External Parasite Problems: Pet mice and rats may be infested with a variety of external parasites. Mites, nearly microscopic, spider-like organisms, live on the skin surface and feed primarily on skin debris. They are transmitted by direct contact between infested and uninfested rodents. Signs of infestation range from mild scratching to severe scratching, with hair loss and ulceration of the skin. A veterinarian should be consulted if mite infestation is suspected. Microscopic examination of a scraping of the skin is necessary to confirm the diagnosis. Treatment may include a new injectable drug (ivermectin) that has proven very effective in treating mange in a wide range of animals.
Lice may also parasitize the haircoats of pet mice and rats. They are flattened, wingless insects that suck tissue fluids and blood from the skin of the host. Ace are larger than mites and can usually be seen without a magnifying lens. Lice are most often transmitted by direct contact with infested bedding and between infested and uninfested individuals. The lice of mice and rats are found most often on the neck and body. They suck blood and can, therefore, cause anemia (sometimes death) and transmit bloodborne diseases to rodents. Louse infestations may also cause scratching, hair loss and skin wounds. A veterinarian should be consulted if louse infestation is suspected.
Intestinal Parasite Problems: Tapeworms and pinworms are the most common intestinal parasites of pet mice and rats. They often go undetected unless present in large numbers.
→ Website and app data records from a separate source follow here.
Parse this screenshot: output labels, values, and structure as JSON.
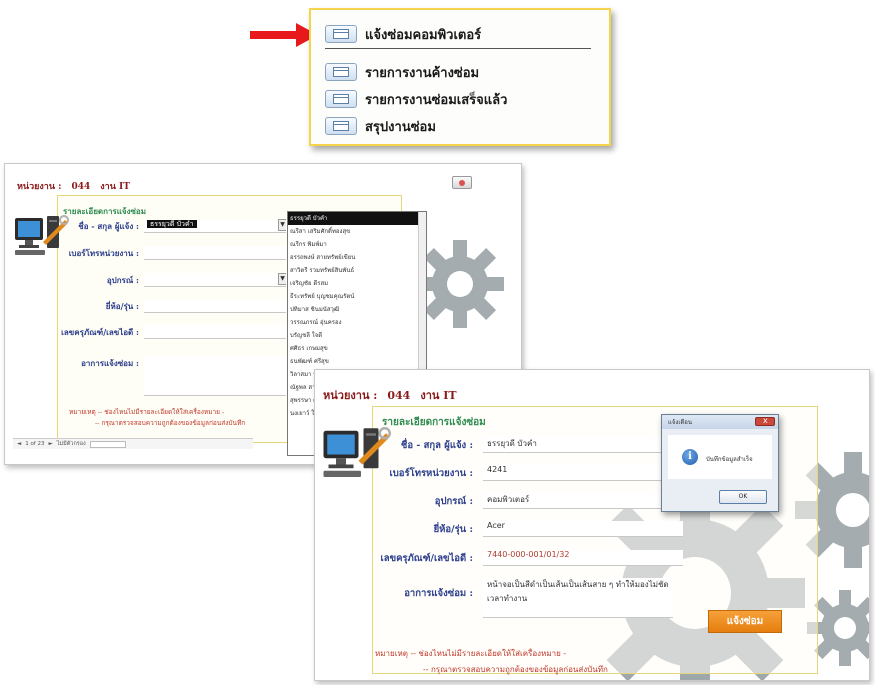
{
  "menu": {
    "items": [
      {
        "label": "แจ้งซ่อมคอมพิวเตอร์",
        "icon": "form-icon"
      },
      {
        "label": "รายการงานค้างซ่อม",
        "icon": "form-icon"
      },
      {
        "label": "รายการงานซ่อมเสร็จแล้ว",
        "icon": "form-icon"
      },
      {
        "label": "สรุปงานซ่อม",
        "icon": "form-icon"
      }
    ],
    "pointer_icon": "red-arrow-icon"
  },
  "form_a": {
    "dept_label": "หน่วยงาน :",
    "dept_code": "044",
    "dept_name": "งาน IT",
    "section_title": "รายละเอียดการแจ้งซ่อม",
    "labels": {
      "name": "ชื่อ - สกุล ผู้แจ้ง :",
      "phone": "เบอร์โทรหน่วยงาน :",
      "device": "อุปกรณ์ :",
      "brand": "ยี่ห้อ/รุ่น :",
      "asset_no": "เลขครุภัณฑ์/เลขไอดี :",
      "symptom": "อาการแจ้งซ่อม :"
    },
    "values": {
      "name": "ธรรยุวดี บัวคำ",
      "phone": "",
      "device": "",
      "brand": "",
      "asset_no": "",
      "symptom": ""
    },
    "dropdown_options": [
      "ธรรยุวดี บัวคำ",
      "ณรีสา เสริมศักดิ์ทองสุข",
      "ณรีกร พิมพ์มา",
      "อรรถพงษ์ สายทรัพย์เขียน",
      "สาวิตรี รวมทรัพย์สินพันธ์",
      "เจริญชัย ดีรสม",
      "ธีระทรัพย์ บุญชมคุณรัตน์",
      "ปทิมาส ชินมนัสวุฒิ",
      "วรรณภรณ์ อุ่นครอง",
      "บรัญชลี ใจดี",
      "ศศิธร เกษมสุข",
      "ธนพัฒฑ์ ศรีสุข",
      "วิลาสมา นันทวงค์",
      "ณัฐพล สายทอง",
      "สุพรรษา ศรีแก้ว",
      "นงเยาว์ ใจดี"
    ],
    "note1": "หมายเหตุ -- ช่องไหนไม่มีรายละเอียดให้ใส่เครื่องหมาย -",
    "note2": "-- กรุณาตรวจสอบความถูกต้องของข้อมูลก่อนส่งบันทึก",
    "nav": {
      "record": "1 of 23",
      "filter": "ไม่มีตัวกรอง",
      "search": "ค้นหา"
    }
  },
  "form_b": {
    "dept_label": "หน่วยงาน :",
    "dept_code": "044",
    "dept_name": "งาน IT",
    "section_title": "รายละเอียดการแจ้งซ่อม",
    "labels": {
      "name": "ชื่อ - สกุล ผู้แจ้ง :",
      "phone": "เบอร์โทรหน่วยงาน :",
      "device": "อุปกรณ์ :",
      "brand": "ยี่ห้อ/รุ่น :",
      "asset_no": "เลขครุภัณฑ์/เลขไอดี :",
      "symptom": "อาการแจ้งซ่อม :"
    },
    "values": {
      "name": "ธรรยุวดี บัวคำ",
      "phone": "4241",
      "device": "คอมพิวเตอร์",
      "brand": "Acer",
      "asset_no": "7440-000-001/01/32",
      "symptom": "หน้าจอเป็นสีดำเป็นเส้นเป็นเส้นสาย ๆ ทำให้มองไม่ชัดเวลาทำงาน"
    },
    "submit_label": "แจ้งซ่อม",
    "note1": "หมายเหตุ -- ช่องไหนไม่มีรายละเอียดให้ใส่เครื่องหมาย -",
    "note2": "-- กรุณาตรวจสอบความถูกต้องของข้อมูลก่อนส่งบันทึก"
  },
  "dialog": {
    "title": "แจ้งเตือน",
    "message": "บันทึกข้อมูลสำเร็จ",
    "ok_label": "OK",
    "icon": "info-icon"
  },
  "colors": {
    "menu_border": "#f3d44a",
    "arrow": "#e8191c",
    "dept_text": "#8b1a1a",
    "section_title": "#2f8b50",
    "field_label": "#2c3e8c",
    "note_text": "#c0392b",
    "submit_button": "#e67e0f",
    "gear": "#8e989c"
  }
}
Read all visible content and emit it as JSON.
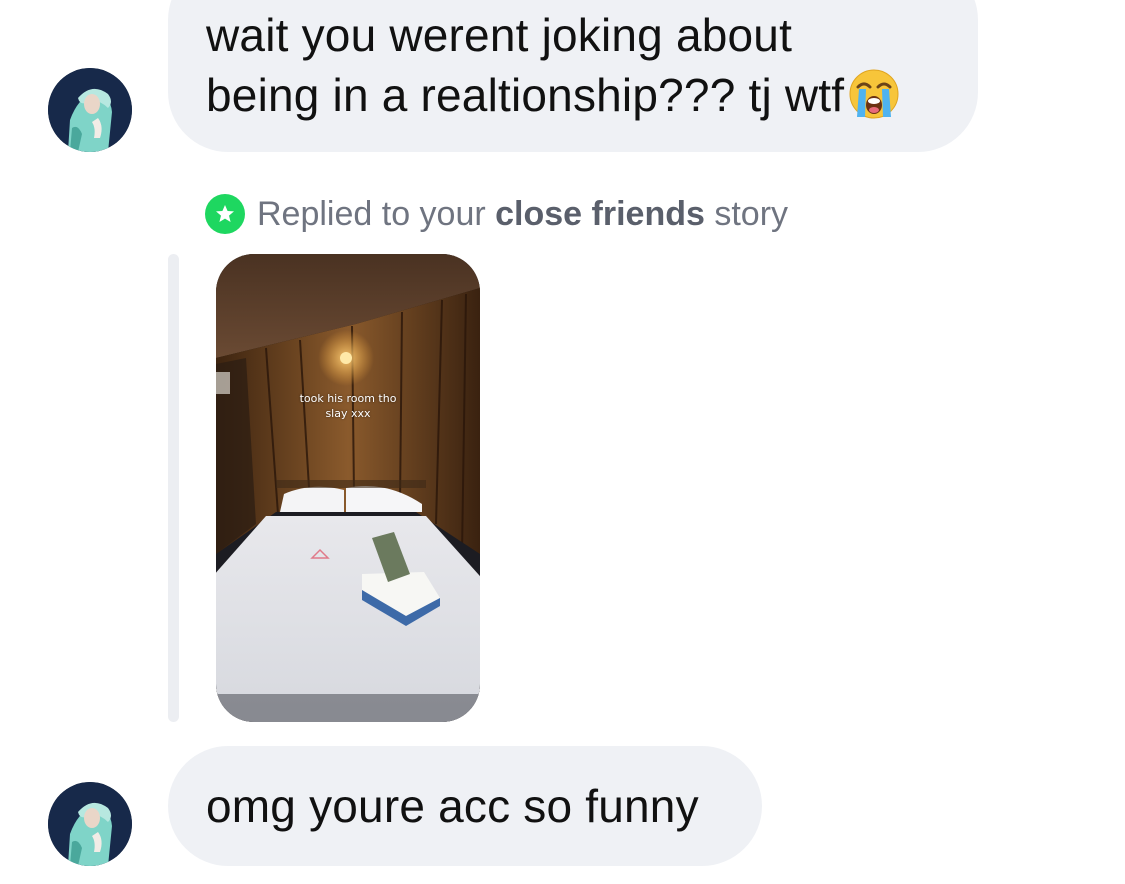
{
  "thread": {
    "messages": [
      {
        "text_line1": "wait you werent joking about",
        "text_line2": "being in a realtionship??? tj wtf",
        "emoji": "loudly-crying-face"
      },
      {
        "text": "omg youre acc so funny"
      }
    ],
    "reply": {
      "prefix": "Replied to your ",
      "highlight": "close friends",
      "suffix": " story",
      "badge_color": "#1ed760"
    },
    "story": {
      "caption_line1": "took his room tho",
      "caption_line2": "slay xxx"
    }
  },
  "colors": {
    "bubble": "#eff1f5",
    "reply_text": "#6f7480",
    "close_friends_green": "#1ed760"
  }
}
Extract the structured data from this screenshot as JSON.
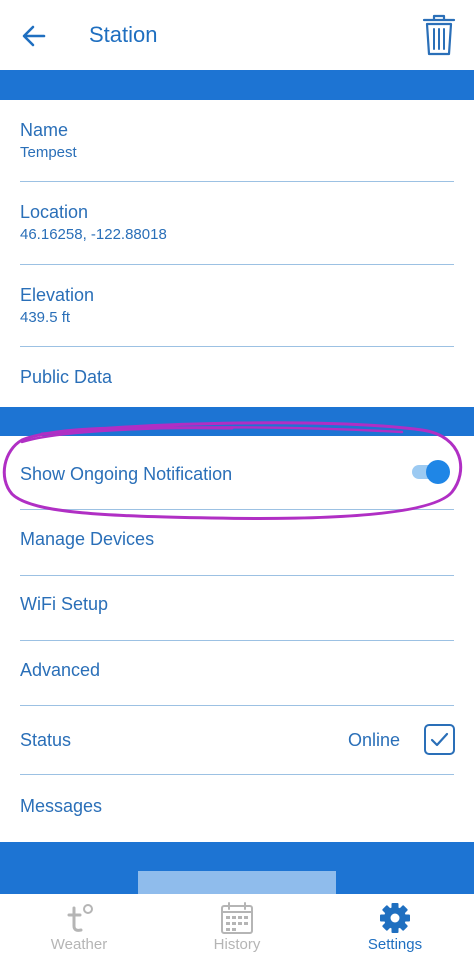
{
  "header": {
    "title": "Station"
  },
  "station": {
    "name_label": "Name",
    "name_value": "Tempest",
    "location_label": "Location",
    "location_value": "46.16258, -122.88018",
    "elevation_label": "Elevation",
    "elevation_value": "439.5 ft",
    "public_data_label": "Public Data"
  },
  "settings": {
    "notification_label": "Show Ongoing Notification",
    "notification_enabled": true,
    "manage_devices_label": "Manage Devices",
    "wifi_setup_label": "WiFi Setup",
    "advanced_label": "Advanced",
    "status_label": "Status",
    "status_value": "Online",
    "status_checked": true,
    "messages_label": "Messages"
  },
  "tabs": [
    {
      "label": "Weather",
      "icon": "tempest-logo-icon",
      "active": false
    },
    {
      "label": "History",
      "icon": "calendar-icon",
      "active": false
    },
    {
      "label": "Settings",
      "icon": "gear-icon",
      "active": true
    }
  ],
  "colors": {
    "brand_blue": "#1d74d3",
    "text_blue": "#2a6fb8",
    "toggle_on": "#1f86e6",
    "annotation_purple": "#b02fc4"
  }
}
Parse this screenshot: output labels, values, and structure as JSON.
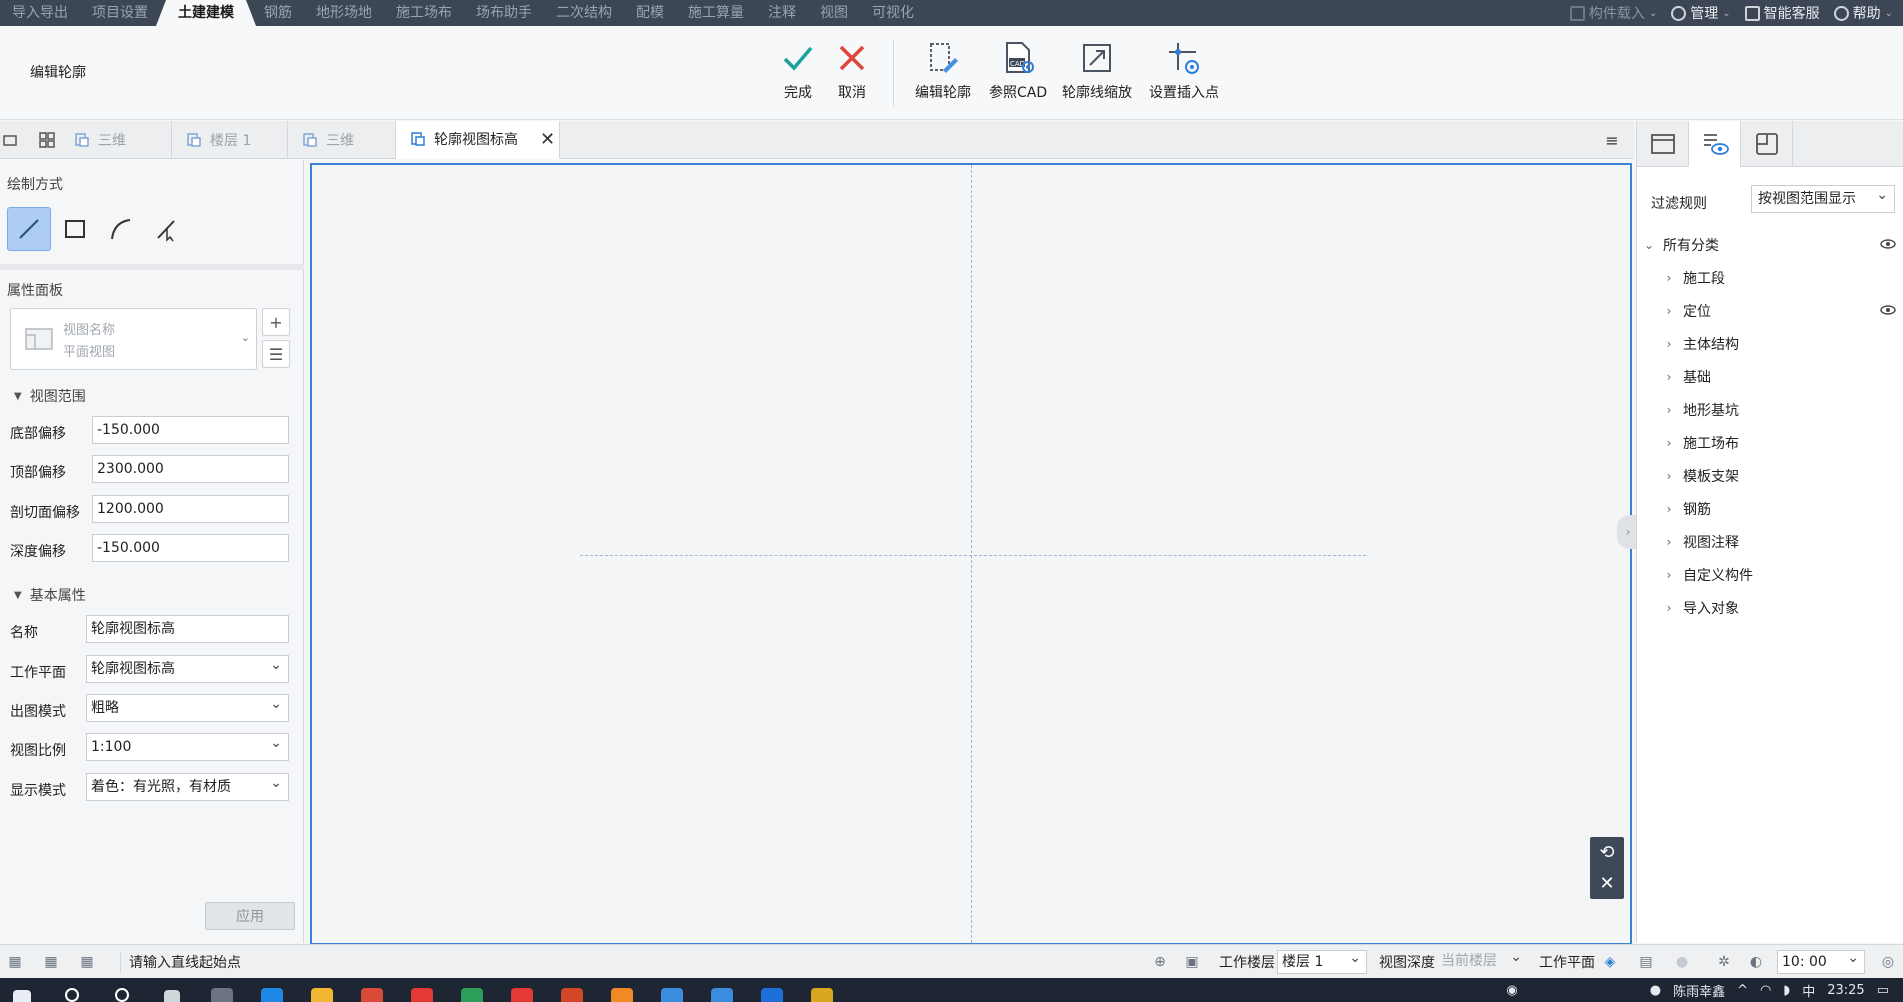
{
  "menubar": {
    "tabs": [
      "导入导出",
      "项目设置",
      "土建建模",
      "钢筋",
      "地形场地",
      "施工场布",
      "场布助手",
      "二次结构",
      "配模",
      "施工算量",
      "注释",
      "视图",
      "可视化"
    ],
    "active_index": 2,
    "right": {
      "component_load": "构件载入",
      "manage": "管理",
      "service": "智能客服",
      "help": "帮助"
    }
  },
  "ribbon": {
    "title": "编辑轮廓",
    "buttons": {
      "finish": "完成",
      "cancel": "取消",
      "edit_contour": "编辑轮廓",
      "ref_cad": "参照CAD",
      "contour_scale": "轮廓线缩放",
      "set_insert_point": "设置插入点"
    },
    "colors": {
      "finish": "#1aa39a",
      "cancel": "#e0443a"
    }
  },
  "tabstrip": {
    "tabs": [
      {
        "label": "三维",
        "active": false
      },
      {
        "label": "楼层 1",
        "active": false
      },
      {
        "label": "三维",
        "active": false
      },
      {
        "label": "轮廓视图标高",
        "active": true
      }
    ]
  },
  "left_panel": {
    "draw_mode_title": "绘制方式",
    "draw_tools": [
      "line-tool",
      "rectangle-tool",
      "arc-tool",
      "point-arc-tool"
    ],
    "property_panel_title": "属性面板",
    "view_picker": {
      "line1": "视图名称",
      "line2": "平面视图"
    },
    "group_view_range": "视图范围",
    "view_range": [
      {
        "label": "底部偏移",
        "value": "-150.000"
      },
      {
        "label": "顶部偏移",
        "value": "2300.000"
      },
      {
        "label": "剖切面偏移",
        "value": "1200.000"
      },
      {
        "label": "深度偏移",
        "value": "-150.000"
      }
    ],
    "group_basic": "基本属性",
    "basic": [
      {
        "label": "名称",
        "value": "轮廓视图标高",
        "type": "input"
      },
      {
        "label": "工作平面",
        "value": "轮廓视图标高",
        "type": "select"
      },
      {
        "label": "出图模式",
        "value": "粗略",
        "type": "select"
      },
      {
        "label": "视图比例",
        "value": "1:100",
        "type": "select"
      },
      {
        "label": "显示模式",
        "value": "着色：有光照，有材质",
        "type": "select"
      }
    ],
    "apply": "应用"
  },
  "right_panel": {
    "filter_label": "过滤规则",
    "filter_value": "按视图范围显示",
    "tree_root": "所有分类",
    "tree_items": [
      "施工段",
      "定位",
      "主体结构",
      "基础",
      "地形基坑",
      "施工场布",
      "模板支架",
      "钢筋",
      "视图注释",
      "自定义构件",
      "导入对象"
    ]
  },
  "statusbar": {
    "prompt": "请输入直线起始点",
    "work_floor_label": "工作楼层",
    "work_floor_value": "楼层 1",
    "view_depth_label": "视图深度",
    "view_depth_value": "当前楼层",
    "work_plane_label": "工作平面",
    "time_value": "10: 00"
  },
  "taskbar": {
    "user": "陈雨幸鑫",
    "ime": "中",
    "clock": "23:25"
  }
}
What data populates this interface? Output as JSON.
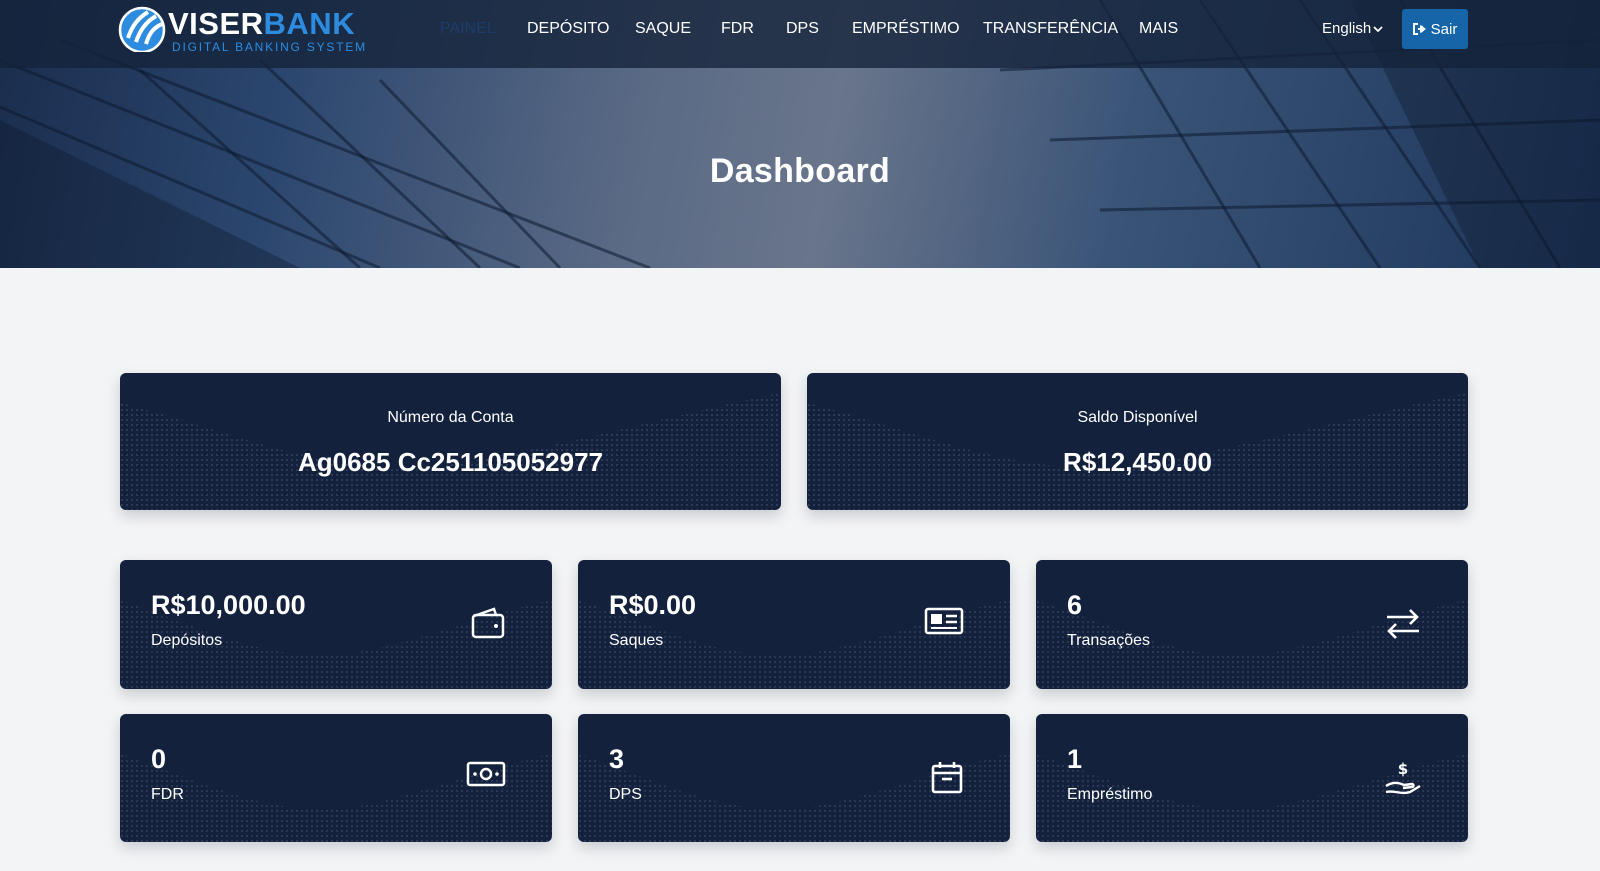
{
  "brand": {
    "name_part1": "VISER",
    "name_part2": "BANK",
    "tagline": "DIGITAL BANKING SYSTEM"
  },
  "nav": {
    "items": [
      {
        "label": "PAINEL",
        "active": true
      },
      {
        "label": "DEPÓSITO"
      },
      {
        "label": "SAQUE"
      },
      {
        "label": "FDR"
      },
      {
        "label": "DPS"
      },
      {
        "label": "EMPRÉSTIMO"
      },
      {
        "label": "TRANSFERÊNCIA"
      },
      {
        "label": "MAIS"
      }
    ],
    "language": "English",
    "logout_label": "Sair"
  },
  "hero": {
    "title": "Dashboard"
  },
  "account": {
    "number_label": "Número da Conta",
    "number_value": "Ag0685 Cc251105052977",
    "balance_label": "Saldo Disponível",
    "balance_value": "R$12,450.00"
  },
  "stats": [
    {
      "value": "R$10,000.00",
      "label": "Depósitos",
      "icon": "wallet-icon"
    },
    {
      "value": "R$0.00",
      "label": "Saques",
      "icon": "id-card-icon"
    },
    {
      "value": "6",
      "label": "Transações",
      "icon": "exchange-arrows-icon"
    },
    {
      "value": "0",
      "label": "FDR",
      "icon": "money-bill-icon"
    },
    {
      "value": "3",
      "label": "DPS",
      "icon": "archive-box-icon"
    },
    {
      "value": "1",
      "label": "Empréstimo",
      "icon": "hand-dollar-icon"
    }
  ],
  "colors": {
    "card_bg": "#13213d",
    "accent": "#2d8ce0",
    "button": "#1565a8",
    "active_nav": "#1d3d6b"
  }
}
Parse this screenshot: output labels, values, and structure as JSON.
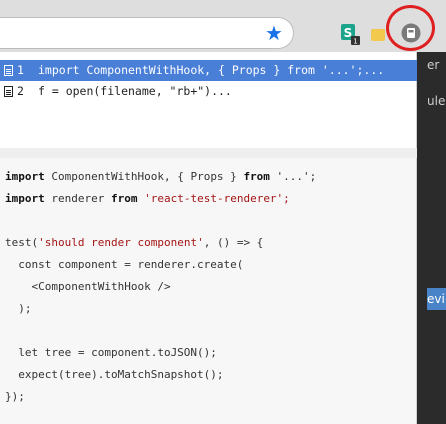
{
  "toolbar": {
    "star_icon": "bookmark-star-icon",
    "ext_s_label": "S",
    "ext_s_badge": "1",
    "highlight_color": "#e02020"
  },
  "sidebar": {
    "snippet_1": "er",
    "snippet_2": "ule",
    "snippet_3": "evi"
  },
  "suggestions": [
    {
      "num": "1",
      "text": "import ComponentWithHook, { Props } from '...';...",
      "selected": true
    },
    {
      "num": "2",
      "text": "f = open(filename, \"rb+\")...",
      "selected": false
    }
  ],
  "code": {
    "l1_kw1": "import",
    "l1_mid": " ComponentWithHook, { Props } ",
    "l1_kw2": "from",
    "l1_str": " '...';",
    "l2_kw1": "import",
    "l2_mid": " renderer ",
    "l2_kw2": "from",
    "l2_str": " 'react-test-renderer';",
    "l3_a": "test(",
    "l3_str": "'should render component'",
    "l3_b": ", () => {",
    "l4": "  const component = renderer.create(",
    "l5": "    <ComponentWithHook />",
    "l6": "  );",
    "l7": "  let tree = component.toJSON();",
    "l8": "  expect(tree).toMatchSnapshot();",
    "l9": "});"
  }
}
Signs of infection may include weight loss, inactivity, inappetence, constipation, and excessive licking and chewing of the rectal area and base of the tail. Stool examination should be conducted by a veterinarian to diagnose these parasitisms. Appropriate treatment will be recommended by the veterinarian. Pinworms are especially difficult (sometimes impossible) to eliminate from mice and rats. Transmission of these parasites to people is possible but unlikely. Therefore, great care should be (en when handling and disposing of rodent feces. Furthermore, contact between pet mice and rats, their feces, and young children should be limited and always supervised by adults.